Ramirez immediately impressed after coming over from the Red Sox on a waiver claim in August. In 10 appearances, he put up a 2.16 ERA (2.20 FIP) with a bugs-bunny changeup that leaves hitters flailing. His unique arm slot introduces deception, and the strategy of utilizing offspeed (he throws a sinker, slider, and changeup) and dotting the corners can help his arsenal in particular.
There is danger if he cannot spot it since he does not throw hard, but when he can it is nearly impossible for hitters to follow.
Ramirez served as a “fireman” late last season, coming in during high-leverage situations to induce ground balls. I could see Scioscia pursuing a similar strategy this season, if need be.
While Wood does not generate excitement among the fan base, he does generate something even more valuable: swings and misses. His bat-missing abilities (a mid-90s fastball and hard slider) are the very reason he is on the team, which are more important than ever thanks to the new ball that is carrying further and further. Combined with a career groundball rate of 52.2 percent, Wood will make full use of the Angels’ strong infield defense this year.
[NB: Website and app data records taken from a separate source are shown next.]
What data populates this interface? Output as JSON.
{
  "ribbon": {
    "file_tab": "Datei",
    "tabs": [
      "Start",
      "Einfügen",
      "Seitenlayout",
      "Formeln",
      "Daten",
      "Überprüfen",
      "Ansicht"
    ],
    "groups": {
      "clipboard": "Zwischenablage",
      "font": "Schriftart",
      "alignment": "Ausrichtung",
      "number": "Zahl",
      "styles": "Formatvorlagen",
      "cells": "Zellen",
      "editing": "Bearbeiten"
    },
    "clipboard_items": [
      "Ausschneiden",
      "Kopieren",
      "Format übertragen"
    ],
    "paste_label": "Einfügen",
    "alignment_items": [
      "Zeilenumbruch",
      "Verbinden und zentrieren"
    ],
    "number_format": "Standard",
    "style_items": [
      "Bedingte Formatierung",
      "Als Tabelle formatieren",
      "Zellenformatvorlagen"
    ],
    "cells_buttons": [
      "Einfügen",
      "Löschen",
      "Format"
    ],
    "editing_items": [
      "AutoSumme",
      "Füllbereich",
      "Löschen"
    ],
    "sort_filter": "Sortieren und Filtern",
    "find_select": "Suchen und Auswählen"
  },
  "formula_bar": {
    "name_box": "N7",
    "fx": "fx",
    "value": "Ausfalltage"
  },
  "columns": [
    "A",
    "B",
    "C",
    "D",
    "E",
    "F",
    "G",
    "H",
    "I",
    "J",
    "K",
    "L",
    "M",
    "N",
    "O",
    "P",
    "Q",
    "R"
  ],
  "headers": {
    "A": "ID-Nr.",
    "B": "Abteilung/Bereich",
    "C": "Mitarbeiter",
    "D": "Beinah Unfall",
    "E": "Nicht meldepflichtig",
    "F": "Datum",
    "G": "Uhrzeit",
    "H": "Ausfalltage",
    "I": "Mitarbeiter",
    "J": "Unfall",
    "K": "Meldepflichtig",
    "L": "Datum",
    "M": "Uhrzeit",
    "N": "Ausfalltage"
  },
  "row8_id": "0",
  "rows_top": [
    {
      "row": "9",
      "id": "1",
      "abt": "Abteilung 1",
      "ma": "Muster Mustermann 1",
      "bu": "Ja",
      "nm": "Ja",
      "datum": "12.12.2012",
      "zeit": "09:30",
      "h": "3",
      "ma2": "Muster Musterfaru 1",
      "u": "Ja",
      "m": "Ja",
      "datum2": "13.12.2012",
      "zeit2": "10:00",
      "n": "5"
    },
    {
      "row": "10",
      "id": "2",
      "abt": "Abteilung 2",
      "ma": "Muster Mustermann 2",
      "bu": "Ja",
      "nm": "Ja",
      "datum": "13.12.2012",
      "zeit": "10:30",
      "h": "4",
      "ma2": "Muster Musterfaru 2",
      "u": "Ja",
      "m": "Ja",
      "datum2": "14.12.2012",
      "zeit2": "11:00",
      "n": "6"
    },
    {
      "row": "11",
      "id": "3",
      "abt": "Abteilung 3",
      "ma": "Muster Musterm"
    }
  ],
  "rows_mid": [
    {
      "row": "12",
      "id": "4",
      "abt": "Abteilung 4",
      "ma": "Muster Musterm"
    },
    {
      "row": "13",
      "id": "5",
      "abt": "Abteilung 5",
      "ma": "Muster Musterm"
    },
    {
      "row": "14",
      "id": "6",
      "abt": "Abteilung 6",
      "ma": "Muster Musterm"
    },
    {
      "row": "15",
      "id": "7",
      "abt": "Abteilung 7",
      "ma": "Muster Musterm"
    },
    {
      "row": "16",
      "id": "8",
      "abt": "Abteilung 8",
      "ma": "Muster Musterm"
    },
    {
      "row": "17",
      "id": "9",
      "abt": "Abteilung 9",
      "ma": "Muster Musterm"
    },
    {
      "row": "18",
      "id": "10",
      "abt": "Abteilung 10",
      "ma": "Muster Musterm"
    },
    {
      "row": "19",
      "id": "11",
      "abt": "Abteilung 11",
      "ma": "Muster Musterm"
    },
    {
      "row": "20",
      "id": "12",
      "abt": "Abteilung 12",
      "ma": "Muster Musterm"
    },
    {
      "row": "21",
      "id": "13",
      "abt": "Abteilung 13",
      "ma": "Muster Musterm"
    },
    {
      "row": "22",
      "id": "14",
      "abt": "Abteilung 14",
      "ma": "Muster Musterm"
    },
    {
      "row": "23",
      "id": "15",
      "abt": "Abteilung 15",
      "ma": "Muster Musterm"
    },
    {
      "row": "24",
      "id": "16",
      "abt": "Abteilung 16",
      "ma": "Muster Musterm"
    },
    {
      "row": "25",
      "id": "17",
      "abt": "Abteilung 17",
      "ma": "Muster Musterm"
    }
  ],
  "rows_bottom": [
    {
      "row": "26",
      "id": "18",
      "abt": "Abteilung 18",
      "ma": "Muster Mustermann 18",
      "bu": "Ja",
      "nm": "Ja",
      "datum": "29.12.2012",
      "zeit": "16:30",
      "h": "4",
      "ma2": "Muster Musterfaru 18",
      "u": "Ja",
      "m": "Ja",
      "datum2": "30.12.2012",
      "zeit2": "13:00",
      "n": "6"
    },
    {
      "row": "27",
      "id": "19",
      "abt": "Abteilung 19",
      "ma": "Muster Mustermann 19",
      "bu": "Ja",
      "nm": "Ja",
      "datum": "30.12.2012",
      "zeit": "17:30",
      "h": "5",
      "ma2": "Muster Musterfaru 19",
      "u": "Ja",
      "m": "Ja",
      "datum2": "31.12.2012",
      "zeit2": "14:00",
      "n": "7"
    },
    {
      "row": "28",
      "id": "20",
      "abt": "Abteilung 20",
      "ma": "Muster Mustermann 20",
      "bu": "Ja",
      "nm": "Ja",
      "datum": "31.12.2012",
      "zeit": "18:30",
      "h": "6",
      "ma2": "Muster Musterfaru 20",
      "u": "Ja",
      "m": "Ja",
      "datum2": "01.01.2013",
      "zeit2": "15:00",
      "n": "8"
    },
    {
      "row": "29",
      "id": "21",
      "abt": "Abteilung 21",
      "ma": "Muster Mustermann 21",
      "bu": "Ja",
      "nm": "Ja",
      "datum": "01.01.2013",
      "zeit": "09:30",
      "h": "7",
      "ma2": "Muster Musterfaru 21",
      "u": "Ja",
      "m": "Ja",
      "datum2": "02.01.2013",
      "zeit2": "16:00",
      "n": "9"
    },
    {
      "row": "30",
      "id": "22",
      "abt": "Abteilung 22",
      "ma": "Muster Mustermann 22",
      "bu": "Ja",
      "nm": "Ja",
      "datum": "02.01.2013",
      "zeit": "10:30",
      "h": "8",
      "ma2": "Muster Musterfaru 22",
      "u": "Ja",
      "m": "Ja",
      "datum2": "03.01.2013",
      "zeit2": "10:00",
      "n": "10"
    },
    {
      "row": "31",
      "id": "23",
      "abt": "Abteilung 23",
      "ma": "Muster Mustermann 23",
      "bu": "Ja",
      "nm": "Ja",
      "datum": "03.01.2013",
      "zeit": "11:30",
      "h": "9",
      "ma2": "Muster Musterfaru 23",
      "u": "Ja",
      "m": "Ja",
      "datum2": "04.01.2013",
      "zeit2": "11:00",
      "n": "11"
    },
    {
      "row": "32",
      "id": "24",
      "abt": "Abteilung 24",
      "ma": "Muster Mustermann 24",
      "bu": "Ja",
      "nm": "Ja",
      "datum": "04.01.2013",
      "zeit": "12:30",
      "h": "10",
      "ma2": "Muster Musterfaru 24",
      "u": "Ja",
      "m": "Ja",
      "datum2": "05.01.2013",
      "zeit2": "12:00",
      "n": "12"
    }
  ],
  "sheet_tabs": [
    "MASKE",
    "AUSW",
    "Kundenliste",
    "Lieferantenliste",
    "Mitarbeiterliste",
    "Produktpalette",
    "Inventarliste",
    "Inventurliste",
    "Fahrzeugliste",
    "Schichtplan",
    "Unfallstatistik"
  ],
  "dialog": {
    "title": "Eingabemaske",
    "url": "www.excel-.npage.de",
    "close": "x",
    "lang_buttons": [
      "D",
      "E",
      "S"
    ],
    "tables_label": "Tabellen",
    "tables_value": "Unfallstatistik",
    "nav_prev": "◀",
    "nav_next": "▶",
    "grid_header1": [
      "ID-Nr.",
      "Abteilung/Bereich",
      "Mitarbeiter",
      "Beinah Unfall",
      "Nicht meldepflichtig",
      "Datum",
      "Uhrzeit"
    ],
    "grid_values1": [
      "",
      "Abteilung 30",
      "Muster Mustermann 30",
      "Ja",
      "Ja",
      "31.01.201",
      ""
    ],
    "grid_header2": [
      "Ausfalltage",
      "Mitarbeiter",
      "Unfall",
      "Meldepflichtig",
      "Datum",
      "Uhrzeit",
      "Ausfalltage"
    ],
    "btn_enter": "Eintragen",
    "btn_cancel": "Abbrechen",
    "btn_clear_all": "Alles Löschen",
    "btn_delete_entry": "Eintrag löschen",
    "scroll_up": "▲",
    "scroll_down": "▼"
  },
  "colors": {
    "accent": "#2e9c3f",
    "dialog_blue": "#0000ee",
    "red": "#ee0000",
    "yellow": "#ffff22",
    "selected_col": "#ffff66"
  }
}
There is not much more to say about Wood beyond his 11+ K/9 and .386 BABIP in 17 innings last year with the Angels and with a little better luck (and less home runs), could be one of the better pitchers in the bullpen this year.
While spring training performances haven’t been great, it is important to remember that outside of health and injury, spring training is an extremely poor predictor of regular-season performance. While the need for midseason reinforcements may become apparent, the Angels have some depth in Salt Lake (Dayan Diaz, Felix Pena, Parker Bridwell, Nick Tropeano), which should be sufficient for now.
In any case, if the Angels are unable to reach the postseason, the bullpen will not be the inhibitor of doing so. With Scioscia’s much improved bullpen management, there is no reason to believe the team will not maximize the use out of the talent they have at their disposal.